“We are taking concrete measures to increase Europe’s preparedness in the face of potential threats. We are setting up both a decontamination reserve and a new stockpile of equipment tailored to chemical, biological or nuclear emergencies. I am thankful for Member States in this effort. Our aim is to provide rapid response capabilities for our citizens if such an emergency ever occurs.”
Commissioner for Health and Food Safety, Stella Kyriakides, said:
“Health security needs preparedness. Preparing for chemical, biological, radiological and nuclear threats is an essential element in keeping our citizens safe, and a key element of a strong European Health Union. HERA is our watchtower and has been working around the clock to support EU actions through the Civil Protection Mechanism to provide preparedness support to Ukraine and our Member States.”
People may be exposed to CBRN agents as a result of unintentional disasters (eg. a chemical plant leak, nuclear power plant incidents, the spread of an infectious disease) or intentional incidents (eg. a terrorist attack). Being prepared to address the risks of such threats is a key part of the EU CBRN stockpiling strategy. The Commission is therefore developing under rescEU:
- A strategic rescEU CBRN emergencies stockpile: The stockpile, which is designed withMember States, will include response equipment – such as personal protective equipment and detection, identification and monitoring devices – and medicines, vaccines and other therapeutics. The stockpile will make a crucial contribution to build CBRN resilience in the EU as it will include equipment and medicines that may be hard to manufacture in times of crisis or that may be suddenly required in larger amounts than what is available in national reserves. The CBRN stockpile is a first step towards establishing better capacities in response to nuclear power plant incidents, chemical facility emergencies, terrorist attacks or the spread of an infectious disease and many more.

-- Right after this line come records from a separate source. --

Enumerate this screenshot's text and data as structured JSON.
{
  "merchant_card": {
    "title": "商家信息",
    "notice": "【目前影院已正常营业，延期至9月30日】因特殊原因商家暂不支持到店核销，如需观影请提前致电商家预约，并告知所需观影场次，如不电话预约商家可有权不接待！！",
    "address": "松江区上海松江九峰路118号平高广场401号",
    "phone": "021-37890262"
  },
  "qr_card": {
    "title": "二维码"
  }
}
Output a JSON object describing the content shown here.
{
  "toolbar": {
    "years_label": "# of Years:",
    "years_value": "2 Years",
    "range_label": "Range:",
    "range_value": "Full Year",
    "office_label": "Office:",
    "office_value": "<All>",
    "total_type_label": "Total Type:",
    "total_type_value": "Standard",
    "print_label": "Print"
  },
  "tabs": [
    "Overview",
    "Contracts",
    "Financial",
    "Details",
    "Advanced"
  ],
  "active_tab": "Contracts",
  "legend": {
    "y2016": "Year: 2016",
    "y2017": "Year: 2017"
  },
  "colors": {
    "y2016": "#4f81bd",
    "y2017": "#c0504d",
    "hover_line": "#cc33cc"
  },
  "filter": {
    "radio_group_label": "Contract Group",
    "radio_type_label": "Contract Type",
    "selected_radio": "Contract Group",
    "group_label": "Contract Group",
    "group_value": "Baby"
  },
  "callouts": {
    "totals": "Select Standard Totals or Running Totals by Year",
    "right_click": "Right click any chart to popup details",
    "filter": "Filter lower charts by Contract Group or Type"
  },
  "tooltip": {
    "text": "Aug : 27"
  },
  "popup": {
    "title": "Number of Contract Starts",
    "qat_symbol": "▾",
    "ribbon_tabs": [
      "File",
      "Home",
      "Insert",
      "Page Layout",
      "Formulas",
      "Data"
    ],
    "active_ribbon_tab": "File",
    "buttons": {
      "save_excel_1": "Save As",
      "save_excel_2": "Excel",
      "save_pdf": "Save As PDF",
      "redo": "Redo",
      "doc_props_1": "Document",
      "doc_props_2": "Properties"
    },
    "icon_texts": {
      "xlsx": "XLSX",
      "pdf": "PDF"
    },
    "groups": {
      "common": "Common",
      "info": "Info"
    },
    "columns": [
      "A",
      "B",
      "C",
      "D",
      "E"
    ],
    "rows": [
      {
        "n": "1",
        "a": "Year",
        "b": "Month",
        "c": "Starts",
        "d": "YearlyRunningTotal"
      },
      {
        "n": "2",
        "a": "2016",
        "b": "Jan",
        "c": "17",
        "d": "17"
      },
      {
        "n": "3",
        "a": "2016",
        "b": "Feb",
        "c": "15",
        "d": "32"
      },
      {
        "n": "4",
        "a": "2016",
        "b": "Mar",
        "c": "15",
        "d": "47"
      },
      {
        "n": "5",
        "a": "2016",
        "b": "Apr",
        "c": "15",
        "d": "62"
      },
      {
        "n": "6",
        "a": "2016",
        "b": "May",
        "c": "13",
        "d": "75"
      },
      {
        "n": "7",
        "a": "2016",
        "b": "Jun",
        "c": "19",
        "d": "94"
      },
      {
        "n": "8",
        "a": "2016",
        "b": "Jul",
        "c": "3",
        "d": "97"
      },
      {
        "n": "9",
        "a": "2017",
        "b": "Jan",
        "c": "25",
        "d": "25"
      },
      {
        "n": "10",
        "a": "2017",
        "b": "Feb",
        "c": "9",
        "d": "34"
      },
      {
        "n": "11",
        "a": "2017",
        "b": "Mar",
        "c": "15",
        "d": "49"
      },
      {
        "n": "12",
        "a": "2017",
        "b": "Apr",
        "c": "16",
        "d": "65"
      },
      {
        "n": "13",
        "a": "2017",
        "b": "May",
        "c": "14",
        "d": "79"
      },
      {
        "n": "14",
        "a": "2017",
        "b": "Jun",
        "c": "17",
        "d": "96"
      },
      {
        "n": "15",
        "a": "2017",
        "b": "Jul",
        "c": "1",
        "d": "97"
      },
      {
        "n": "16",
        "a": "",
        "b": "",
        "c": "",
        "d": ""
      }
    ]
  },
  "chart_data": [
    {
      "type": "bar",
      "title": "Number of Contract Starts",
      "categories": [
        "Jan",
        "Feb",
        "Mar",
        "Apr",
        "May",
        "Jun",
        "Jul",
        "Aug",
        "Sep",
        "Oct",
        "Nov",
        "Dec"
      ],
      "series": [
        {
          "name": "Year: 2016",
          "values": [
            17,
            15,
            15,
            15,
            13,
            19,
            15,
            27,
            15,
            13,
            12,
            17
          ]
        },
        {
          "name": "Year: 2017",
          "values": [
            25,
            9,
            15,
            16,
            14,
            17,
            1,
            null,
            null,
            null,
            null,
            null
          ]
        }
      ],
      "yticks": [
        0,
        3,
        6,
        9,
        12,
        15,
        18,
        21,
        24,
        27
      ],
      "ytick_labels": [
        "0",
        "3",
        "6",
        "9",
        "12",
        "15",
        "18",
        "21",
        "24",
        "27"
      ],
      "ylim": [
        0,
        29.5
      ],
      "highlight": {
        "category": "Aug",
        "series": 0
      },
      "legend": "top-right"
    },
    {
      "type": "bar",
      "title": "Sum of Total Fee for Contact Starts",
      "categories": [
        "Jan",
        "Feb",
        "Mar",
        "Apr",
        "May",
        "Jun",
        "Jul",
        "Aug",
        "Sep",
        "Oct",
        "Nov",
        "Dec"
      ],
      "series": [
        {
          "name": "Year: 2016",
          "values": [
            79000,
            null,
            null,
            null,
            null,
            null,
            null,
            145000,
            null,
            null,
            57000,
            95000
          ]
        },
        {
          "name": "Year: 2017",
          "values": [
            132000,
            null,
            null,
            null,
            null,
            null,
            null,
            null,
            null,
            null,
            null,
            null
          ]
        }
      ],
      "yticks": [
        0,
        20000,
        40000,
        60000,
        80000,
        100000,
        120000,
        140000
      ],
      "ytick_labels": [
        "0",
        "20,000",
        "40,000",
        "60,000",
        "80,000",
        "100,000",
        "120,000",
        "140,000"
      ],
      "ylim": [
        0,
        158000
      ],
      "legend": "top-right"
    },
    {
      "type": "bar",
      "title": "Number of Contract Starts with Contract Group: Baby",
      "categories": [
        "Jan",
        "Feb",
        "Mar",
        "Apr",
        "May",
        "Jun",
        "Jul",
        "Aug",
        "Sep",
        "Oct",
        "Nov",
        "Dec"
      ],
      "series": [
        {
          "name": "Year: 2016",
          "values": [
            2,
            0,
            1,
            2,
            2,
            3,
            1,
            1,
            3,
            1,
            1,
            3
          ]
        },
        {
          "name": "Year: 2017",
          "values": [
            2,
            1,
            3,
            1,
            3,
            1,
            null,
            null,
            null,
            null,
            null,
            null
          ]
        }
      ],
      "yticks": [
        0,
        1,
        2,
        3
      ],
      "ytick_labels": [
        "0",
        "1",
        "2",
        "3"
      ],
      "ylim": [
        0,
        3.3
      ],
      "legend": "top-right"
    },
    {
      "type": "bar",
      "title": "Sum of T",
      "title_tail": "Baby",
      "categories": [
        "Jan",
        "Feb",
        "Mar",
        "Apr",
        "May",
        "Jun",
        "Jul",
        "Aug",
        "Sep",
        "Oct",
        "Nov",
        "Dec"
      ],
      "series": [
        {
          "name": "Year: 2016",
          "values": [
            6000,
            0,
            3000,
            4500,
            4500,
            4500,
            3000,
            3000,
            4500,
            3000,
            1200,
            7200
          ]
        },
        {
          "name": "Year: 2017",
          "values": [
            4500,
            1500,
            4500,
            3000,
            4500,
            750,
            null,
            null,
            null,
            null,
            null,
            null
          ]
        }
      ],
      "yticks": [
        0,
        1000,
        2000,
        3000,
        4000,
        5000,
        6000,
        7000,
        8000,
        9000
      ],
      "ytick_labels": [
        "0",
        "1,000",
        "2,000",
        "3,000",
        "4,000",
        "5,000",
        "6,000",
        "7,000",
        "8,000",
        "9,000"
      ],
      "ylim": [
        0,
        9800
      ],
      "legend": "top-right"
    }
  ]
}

- rescEU decontamination reserve: This will comprise both staff and equipment to decontaminate people, infrastructure, buildings, vehicles or critical equipment that have been exposed to CBRN agents. Upon request of the affected Member State, the rescEU decontamination reserve can be deployed. The reserve will be developed and hosted by Croatia, Germany and Spain and will be 100% EU-financed with an initial budget of €66.7 million.
Extreme weather conditions and emerging threats, such as the coronavirus, but also CBRN incidents may overwhelm the ability of EU Member States to help each other, especially when several European countries face the same type of disaster simultaneously.
Following the activation of the EU Civil Protection Mechanism, rescEU provides an extra layer of protection and ensures a faster and more comprehensive response to disasters. The rescEU reserve is 100% EU-financed and the EU Commission maintains, in close cooperation with the country hosting the reserve, control of their operation. In an emergency, the rescEU reserve provides assistance to all EU Member States, Participating States to the Mechanism and can also be deployed to EU neighbouring countries.
The Health Emergency preparedness and Response Authority (HERA) has been set up to strengthen Europe’s ability to prevent, detect, and rapidly respond to cross-border health emergencies, be it natural or man made threat. HERA is doing so by funding the development, manufacturing and procurement of key medical countermeasures and equipment.